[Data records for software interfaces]
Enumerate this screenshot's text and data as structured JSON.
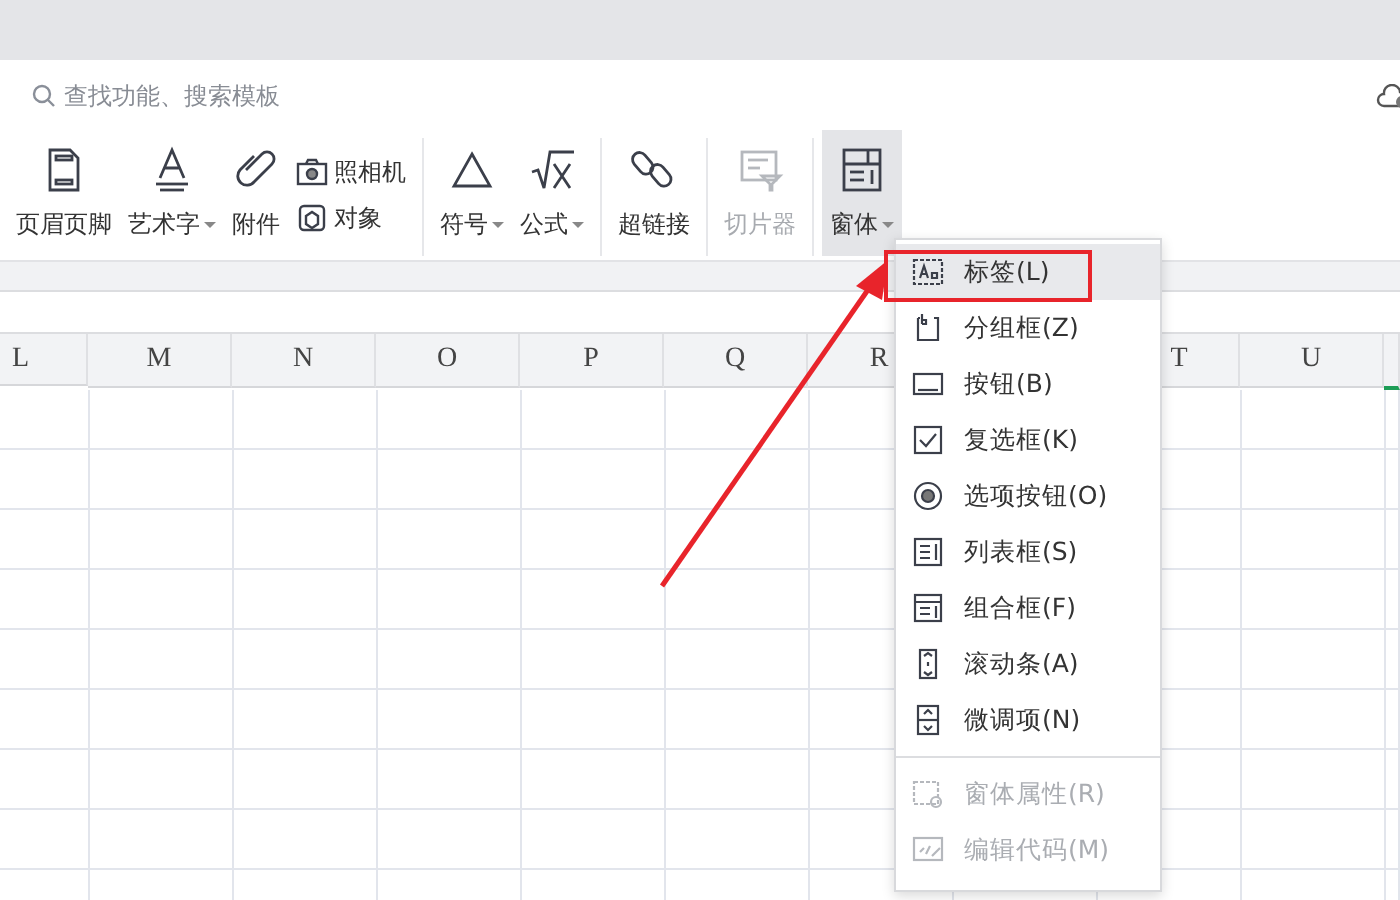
{
  "search": {
    "placeholder": "查找功能、搜索模板"
  },
  "ribbon": {
    "groups": [
      {
        "items": [
          {
            "kind": "large",
            "label": "页眉页脚",
            "caret": false,
            "disabled": false,
            "selected": false
          },
          {
            "kind": "large",
            "label": "艺术字",
            "caret": true,
            "disabled": false,
            "selected": false
          },
          {
            "kind": "large",
            "label": "附件",
            "caret": false,
            "disabled": false,
            "selected": false
          },
          {
            "kind": "pair",
            "entries": [
              {
                "label": "照相机"
              },
              {
                "label": "对象"
              }
            ]
          }
        ]
      },
      {
        "items": [
          {
            "kind": "large",
            "label": "符号",
            "caret": true,
            "disabled": false,
            "selected": false
          },
          {
            "kind": "large",
            "label": "公式",
            "caret": true,
            "disabled": false,
            "selected": false
          }
        ]
      },
      {
        "items": [
          {
            "kind": "large",
            "label": "超链接",
            "caret": false,
            "disabled": false,
            "selected": false
          }
        ]
      },
      {
        "items": [
          {
            "kind": "large",
            "label": "切片器",
            "caret": false,
            "disabled": true,
            "selected": false
          }
        ]
      },
      {
        "items": [
          {
            "kind": "large",
            "label": "窗体",
            "caret": true,
            "disabled": false,
            "selected": true
          }
        ]
      }
    ]
  },
  "sheet": {
    "columns": [
      {
        "label": "L"
      },
      {
        "label": "M"
      },
      {
        "label": "N"
      },
      {
        "label": "O"
      },
      {
        "label": "P"
      },
      {
        "label": "Q"
      },
      {
        "label": "R"
      },
      {},
      {
        "label": "T"
      },
      {
        "label": "U"
      }
    ]
  },
  "menu": {
    "sections": [
      [
        {
          "label": "标签(L)",
          "disabled": false,
          "selected": true
        },
        {
          "label": "分组框(Z)",
          "disabled": false,
          "selected": false
        },
        {
          "label": "按钮(B)",
          "disabled": false,
          "selected": false
        },
        {
          "label": "复选框(K)",
          "disabled": false,
          "selected": false
        },
        {
          "label": "选项按钮(O)",
          "disabled": false,
          "selected": false
        },
        {
          "label": "列表框(S)",
          "disabled": false,
          "selected": false
        },
        {
          "label": "组合框(F)",
          "disabled": false,
          "selected": false
        },
        {
          "label": "滚动条(A)",
          "disabled": false,
          "selected": false
        },
        {
          "label": "微调项(N)",
          "disabled": false,
          "selected": false
        }
      ],
      [
        {
          "label": "窗体属性(R)",
          "disabled": true,
          "selected": false
        },
        {
          "label": "编辑代码(M)",
          "disabled": true,
          "selected": false
        }
      ]
    ]
  }
}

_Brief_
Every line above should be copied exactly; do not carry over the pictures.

_Answer area_
Enumerate this screenshot's text and data as structured JSON.
{
  "search": {
    "placeholder": "查找功能、搜索模板"
  },
  "ribbon": {
    "groups": [
      {
        "items": [
          {
            "kind": "large",
            "label": "页眉页脚",
            "caret": false,
            "disabled": false,
            "selected": false
          },
          {
            "kind": "large",
            "label": "艺术字",
            "caret": true,
            "disabled": false,
            "selected": false
          },
          {
            "kind": "large",
            "label": "附件",
            "caret": false,
            "disabled": false,
            "selected": false
          },
          {
            "kind": "pair",
            "entries": [
              {
                "label": "照相机"
              },
              {
                "label": "对象"
              }
            ]
          }
        ]
      },
      {
        "items": [
          {
            "kind": "large",
            "label": "符号",
            "caret": true,
            "disabled": false,
            "selected": false
          },
          {
            "kind": "large",
            "label": "公式",
            "caret": true,
            "disabled": false,
            "selected": false
          }
        ]
      },
      {
        "items": [
          {
            "kind": "large",
            "label": "超链接",
            "caret": false,
            "disabled": false,
            "selected": false
          }
        ]
      },
      {
        "items": [
          {
            "kind": "large",
            "label": "切片器",
            "caret": false,
            "disabled": true,
            "selected": false
          }
        ]
      },
      {
        "items": [
          {
            "kind": "large",
            "label": "窗体",
            "caret": true,
            "disabled": false,
            "selected": true
          }
        ]
      }
    ]
  },
  "sheet": {
    "columns": [
      {
        "label": "L"
      },
      {
        "label": "M"
      },
      {
        "label": "N"
      },
      {
        "label": "O"
      },
      {
        "label": "P"
      },
      {
        "label": "Q"
      },
      {
        "label": "R"
      },
      {},
      {
        "label": "T"
      },
      {
        "label": "U"
      }
    ]
  },
  "menu": {
    "sections": [
      [
        {
          "label": "标签(L)",
          "disabled": false,
          "selected": true
        },
        {
          "label": "分组框(Z)",
          "disabled": false,
          "selected": false
        },
        {
          "label": "按钮(B)",
          "disabled": false,
          "selected": false
        },
        {
          "label": "复选框(K)",
          "disabled": false,
          "selected": false
        },
        {
          "label": "选项按钮(O)",
          "disabled": false,
          "selected": false
        },
        {
          "label": "列表框(S)",
          "disabled": false,
          "selected": false
        },
        {
          "label": "组合框(F)",
          "disabled": false,
          "selected": false
        },
        {
          "label": "滚动条(A)",
          "disabled": false,
          "selected": false
        },
        {
          "label": "微调项(N)",
          "disabled": false,
          "selected": false
        }
      ],
      [
        {
          "label": "窗体属性(R)",
          "disabled": true,
          "selected": false
        },
        {
          "label": "编辑代码(M)",
          "disabled": true,
          "selected": false
        }
      ]
    ]
  }
}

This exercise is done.